St. Casimir, Pray for Eastern Europe!

SAINTS & ART: This famous painting of St. Casimir (whose feast day is March 4) is considered miraculous because Casimir is three-handed.

Unknown, “St. Casimir,” ca. 1594
Unknown, “St. Casimir,” ca. 1594 (photo: Public Domain)

It’s somewhat harder to comment on a saint’s feast during a particular week in Lent because, with few exceptions, almost all saints’ days during Lent are optional memorials. The logic of the liturgical season is that the individual days of Lent take precedence over most feasts. 

St. Kazimierz (Casimir, 1458-1484) was a Prince of the Polish-Lithuanian Commonwealth. He was the grandson of Władysław Jagiełło, the Grand Duke of Lithuania, whose marriage to Jadwiga, “king” of Poland [the ruler of Poland was “king,” irrespective of sex] brought the two countries together and brought Lithuania — the last pagan country in Europe — into the Catholic fold. 

Tradition speaks of Casimir as a pious and charitable young man who never married. His early education, including in statecraft, was entrusted to Father Jan Długosz (in the West, sometimes called Johannes Longinus), a pious priest who was also secretary to the Archbishop of Kraków and a diplomat. Długosz is primarily remembered as a historian: his 12-volume Latin Annales seu cronici is a vital work on the history of Central Europe from 965-1480. 

Casimir never became king, dying at 25 probably from tuberculosis. He was offered the throne of Hungary at age 13, but although he made his way to Budapest, that accession never came to pass. One of his brothers became king of Bohemia and, for five years, Casimir was practical administrator of Poland while his father attended to affairs in Lithuania. His administration was regarded as loving and Christian. During a trip to Lithuania, Casimir fell ill in Grodno (Hrodna, in today’s Belarus) and died. His remains are buried in the Catholic cathedral of Vilnius.

That is also where today’s painting is to be found. It is considered miraculous because Casimir is three-handed. Some try to explain it by saying that the painter wanted to repaint the saint’s hand, but the original reappeared. Others say that the threesome (or its reappearance) bespeaks the charity, generosity and liberality for which Casimir was known throughout his life. His “right” right hand holds a rosary, indicative of his piety and Marian devotion. His left hand (and his left “right” hand) hold lilies, the Christian symbol of purity and continence. Casimir is depicted in an age-appropriate manner in royal garb, his glance off to the left rather than face on, noting his humility. On the painting’s left is the white eagle, the state symbol of Poland. One the left is the vytis or pogoń, a mounted knight in armor with a sword, the state symbol of Lithuania. Both coats-of-arms symbolize the Polish-Lithuanian Commonwealth launched by Casimir’s grandparents. Casimir is already depicted with a halo while, on the lower left, is a text from Psalm 92:12 and adapted by various texts in the Latin Mass: “The just man will flourish like the palm tree and grow like a cedar of Lebanon.” 
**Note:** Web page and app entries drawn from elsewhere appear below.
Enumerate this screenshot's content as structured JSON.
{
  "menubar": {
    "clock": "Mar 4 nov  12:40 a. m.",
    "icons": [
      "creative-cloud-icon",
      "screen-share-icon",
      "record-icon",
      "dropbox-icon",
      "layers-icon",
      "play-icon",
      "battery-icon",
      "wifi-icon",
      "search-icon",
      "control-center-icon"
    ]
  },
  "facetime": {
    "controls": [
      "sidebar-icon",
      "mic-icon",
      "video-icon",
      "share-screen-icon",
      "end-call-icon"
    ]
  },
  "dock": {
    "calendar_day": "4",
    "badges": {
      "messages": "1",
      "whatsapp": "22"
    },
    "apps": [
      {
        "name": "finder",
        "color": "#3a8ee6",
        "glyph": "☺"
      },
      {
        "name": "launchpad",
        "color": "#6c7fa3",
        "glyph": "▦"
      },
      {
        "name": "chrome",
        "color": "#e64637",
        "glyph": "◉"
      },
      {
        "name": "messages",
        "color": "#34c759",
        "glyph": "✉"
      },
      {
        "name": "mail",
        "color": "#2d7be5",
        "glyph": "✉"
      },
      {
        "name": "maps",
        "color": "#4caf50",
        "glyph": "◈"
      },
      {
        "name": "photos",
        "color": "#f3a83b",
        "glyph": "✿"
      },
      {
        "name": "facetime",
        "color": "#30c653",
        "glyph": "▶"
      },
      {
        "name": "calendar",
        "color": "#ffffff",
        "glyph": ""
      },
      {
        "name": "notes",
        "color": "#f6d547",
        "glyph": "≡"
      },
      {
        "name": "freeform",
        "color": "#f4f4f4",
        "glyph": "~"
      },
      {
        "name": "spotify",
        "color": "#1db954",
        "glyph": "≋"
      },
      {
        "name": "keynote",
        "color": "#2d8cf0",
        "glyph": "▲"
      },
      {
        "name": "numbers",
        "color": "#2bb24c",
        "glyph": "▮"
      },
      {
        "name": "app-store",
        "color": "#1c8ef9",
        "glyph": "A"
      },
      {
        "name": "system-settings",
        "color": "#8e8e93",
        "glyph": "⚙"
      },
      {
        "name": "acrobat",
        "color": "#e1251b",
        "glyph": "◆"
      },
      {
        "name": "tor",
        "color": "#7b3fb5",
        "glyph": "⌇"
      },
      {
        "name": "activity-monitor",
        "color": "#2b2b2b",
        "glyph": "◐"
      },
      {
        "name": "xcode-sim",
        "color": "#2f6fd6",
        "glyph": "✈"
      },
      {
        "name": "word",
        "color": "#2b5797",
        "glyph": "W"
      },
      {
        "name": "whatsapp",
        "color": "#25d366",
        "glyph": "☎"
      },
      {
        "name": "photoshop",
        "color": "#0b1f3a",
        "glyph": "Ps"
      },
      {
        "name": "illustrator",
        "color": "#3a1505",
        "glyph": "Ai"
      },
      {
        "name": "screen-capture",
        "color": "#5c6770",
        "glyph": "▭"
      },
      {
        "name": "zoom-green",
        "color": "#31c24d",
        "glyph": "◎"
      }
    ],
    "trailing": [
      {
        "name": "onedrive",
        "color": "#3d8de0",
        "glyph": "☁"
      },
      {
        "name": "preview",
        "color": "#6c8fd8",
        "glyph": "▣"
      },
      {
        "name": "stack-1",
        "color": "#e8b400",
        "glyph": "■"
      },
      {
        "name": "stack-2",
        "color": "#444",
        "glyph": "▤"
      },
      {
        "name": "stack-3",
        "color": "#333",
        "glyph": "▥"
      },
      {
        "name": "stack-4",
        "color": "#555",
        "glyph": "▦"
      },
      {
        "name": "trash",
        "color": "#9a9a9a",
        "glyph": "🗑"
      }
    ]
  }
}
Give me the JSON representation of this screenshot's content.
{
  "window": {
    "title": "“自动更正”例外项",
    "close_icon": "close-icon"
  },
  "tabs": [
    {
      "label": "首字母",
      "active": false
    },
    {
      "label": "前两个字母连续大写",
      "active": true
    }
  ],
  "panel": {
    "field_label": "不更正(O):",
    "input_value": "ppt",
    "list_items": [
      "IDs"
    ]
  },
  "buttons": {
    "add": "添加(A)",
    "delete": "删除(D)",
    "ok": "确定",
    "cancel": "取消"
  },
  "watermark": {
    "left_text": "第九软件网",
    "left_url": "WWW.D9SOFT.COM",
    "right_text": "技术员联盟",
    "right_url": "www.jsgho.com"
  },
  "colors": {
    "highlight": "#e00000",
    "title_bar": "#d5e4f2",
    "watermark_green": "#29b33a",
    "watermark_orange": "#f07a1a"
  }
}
Casimir’s reputation for sanctity (he is said to have knelt in inclement weather at night outside the locked doors of churches) spread rapidly and, by standards of his day, he was quickly canonized. Pope Adrian VI, the last non-Italian pope before St. John Paul II, canonized Casimir in 1522.

The painting, like Casimir’s body, is in a side chapel of the Catholic cathedral in Vilnius. Vilnius, the capital of Lithuania, is an attractive city with many beautiful churches and the Marian shrine at Ostra Brama (“Bright Gate”). It was in Vilnius that the first depiction of the Divine Mercy image was displayed.

St. Casimir, pray for peace and justice in those lands!